“They are not overtly political. They do not assign any blame, neither on society as a whole, nor on the companies that operate mines or refineries. The images force us simply to contemplate our imprint on the land.”
– Lori Pauli on Burtynsky’s photographs, p.22
What I find particularly intriguing and effective about Burtynsky’s work is its inherent lack of expressed outrage. His photographs are provocative on many levels (many of which I’m not familiar with), but they never come across as didactic or heavy-handed. In an analysis of his work, Lori Pauli suggests that Burtynsky adopts a viewpoint that is more “anthropological rather than critical.” (p. 10)
Burtynsky’s cool camera eye, as detached as it may seem, is still a biased reflection of reality. I’m not sure if I agree with George Orwell’s assertion that “all art is propaganda”, but by choosing what to focus on and what to exclude, Burtynsky nevertheless creates intentional and unintentional messages about humanity’s relationship with our environment. With the orange river, even he concedes that it “carries with it a lot of ideas and difficult ones at that, including where we are going with all of this technology.” (p. 22)
Shipbreaking series, plate 59. With permission from www.EdwardBurtynsky.com
Despite my negative reaction of the orange river, I struggle not to succumb to the kneejerk response of associating industrialization with ugliness. The appeal of Burtynsky’s images is that they reveal unexpected (even if it is at times shocking and perverse) beauty in these intentional landscapes, presenting them as they are as the signs of our times. By doing his best not to preach or moralize through his art, Burtynsky seems to speak on a more subtle and accessible level: “Like it or not, this is how things are.” The landscapes are allowed to exist without judgment or justification. How we interpret and react to their existence is left to us.
If there is a universal message in the photographs of Manufactured Landscapes, I believe it is perhaps that every great human achievement has a reciprocal shadow on this planet, even if it is hidden away and unseen. Burtynsky’s work highlights the inextricable linkages between human achievements and the resources consumed that make them possible. To be made aware of this simple but often forgotten fact can hopefully help us, as Burtynsky notes, “learn to be more conscientious custodians of the resources that we have been given.” (p.50)
I will end with a trailer for his newest documentary, Watermark, in collaboration with filmmaker Jennifer Baichwal. (I’m going to be going to a screening of it tonight.)
As always, I would love to hear your thoughts.
- Past Meets Present: Shan Shui Environmental Art
- Picture Poems: Window and Belonging
- Narrative in Art: The Changing Countryside

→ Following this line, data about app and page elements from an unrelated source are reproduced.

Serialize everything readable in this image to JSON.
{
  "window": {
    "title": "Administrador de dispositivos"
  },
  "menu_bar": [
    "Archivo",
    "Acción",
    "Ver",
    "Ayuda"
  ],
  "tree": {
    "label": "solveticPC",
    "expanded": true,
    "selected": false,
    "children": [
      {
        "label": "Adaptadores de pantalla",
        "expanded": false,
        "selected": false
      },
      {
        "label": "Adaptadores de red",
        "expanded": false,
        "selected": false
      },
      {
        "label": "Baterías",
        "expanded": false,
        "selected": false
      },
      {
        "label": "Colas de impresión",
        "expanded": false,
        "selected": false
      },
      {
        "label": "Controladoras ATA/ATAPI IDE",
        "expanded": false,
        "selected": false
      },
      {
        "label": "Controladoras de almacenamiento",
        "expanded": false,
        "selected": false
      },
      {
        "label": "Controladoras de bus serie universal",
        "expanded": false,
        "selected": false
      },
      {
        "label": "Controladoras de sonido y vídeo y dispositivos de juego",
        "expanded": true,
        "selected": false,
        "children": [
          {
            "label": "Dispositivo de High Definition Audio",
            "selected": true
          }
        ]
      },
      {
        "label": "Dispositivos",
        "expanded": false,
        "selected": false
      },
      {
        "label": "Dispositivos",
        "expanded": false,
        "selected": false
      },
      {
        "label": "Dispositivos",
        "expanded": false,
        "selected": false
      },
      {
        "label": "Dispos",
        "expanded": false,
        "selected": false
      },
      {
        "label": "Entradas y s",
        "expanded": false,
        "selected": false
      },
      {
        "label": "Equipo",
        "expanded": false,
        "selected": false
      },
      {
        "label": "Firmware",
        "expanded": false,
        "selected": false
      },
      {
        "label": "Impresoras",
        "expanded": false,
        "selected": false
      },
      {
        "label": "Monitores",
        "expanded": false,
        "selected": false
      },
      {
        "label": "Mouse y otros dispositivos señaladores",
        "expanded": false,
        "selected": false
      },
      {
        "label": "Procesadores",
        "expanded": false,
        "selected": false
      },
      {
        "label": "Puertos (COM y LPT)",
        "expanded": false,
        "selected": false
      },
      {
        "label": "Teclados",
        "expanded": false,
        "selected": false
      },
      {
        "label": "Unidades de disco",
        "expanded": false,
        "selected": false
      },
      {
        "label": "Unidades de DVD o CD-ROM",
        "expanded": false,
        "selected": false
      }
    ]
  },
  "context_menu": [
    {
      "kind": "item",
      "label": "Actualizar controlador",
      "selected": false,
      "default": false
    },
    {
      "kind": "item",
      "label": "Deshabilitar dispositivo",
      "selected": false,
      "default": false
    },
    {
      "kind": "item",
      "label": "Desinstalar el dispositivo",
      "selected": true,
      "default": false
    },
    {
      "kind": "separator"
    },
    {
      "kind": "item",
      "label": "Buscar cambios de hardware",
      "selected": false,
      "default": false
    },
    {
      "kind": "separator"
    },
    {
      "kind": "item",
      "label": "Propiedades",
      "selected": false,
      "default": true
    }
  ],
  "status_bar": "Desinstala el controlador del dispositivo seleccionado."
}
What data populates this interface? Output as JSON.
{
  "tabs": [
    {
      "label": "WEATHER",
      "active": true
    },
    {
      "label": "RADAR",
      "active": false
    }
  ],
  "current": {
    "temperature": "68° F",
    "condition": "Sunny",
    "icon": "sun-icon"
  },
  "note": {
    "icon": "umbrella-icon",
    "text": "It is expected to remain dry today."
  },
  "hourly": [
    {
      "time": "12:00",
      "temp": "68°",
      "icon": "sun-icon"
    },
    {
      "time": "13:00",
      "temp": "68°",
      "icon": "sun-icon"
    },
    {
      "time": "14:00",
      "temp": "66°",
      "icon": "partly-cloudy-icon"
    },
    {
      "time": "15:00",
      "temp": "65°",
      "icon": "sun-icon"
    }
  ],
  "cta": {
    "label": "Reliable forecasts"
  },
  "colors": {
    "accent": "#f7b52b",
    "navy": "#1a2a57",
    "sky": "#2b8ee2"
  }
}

Burtynsky, Edward (2003). Manufactured Landscapes: The Photographs of Edward Burtynsky. Caplan, U., Pollock, D., & Martel, D. (Ed.) Ottawa: National Gallery of Canada.
Feature Image – Mines and Tailings series, Plate 14. With permission from www.EdwardBurtynsky.com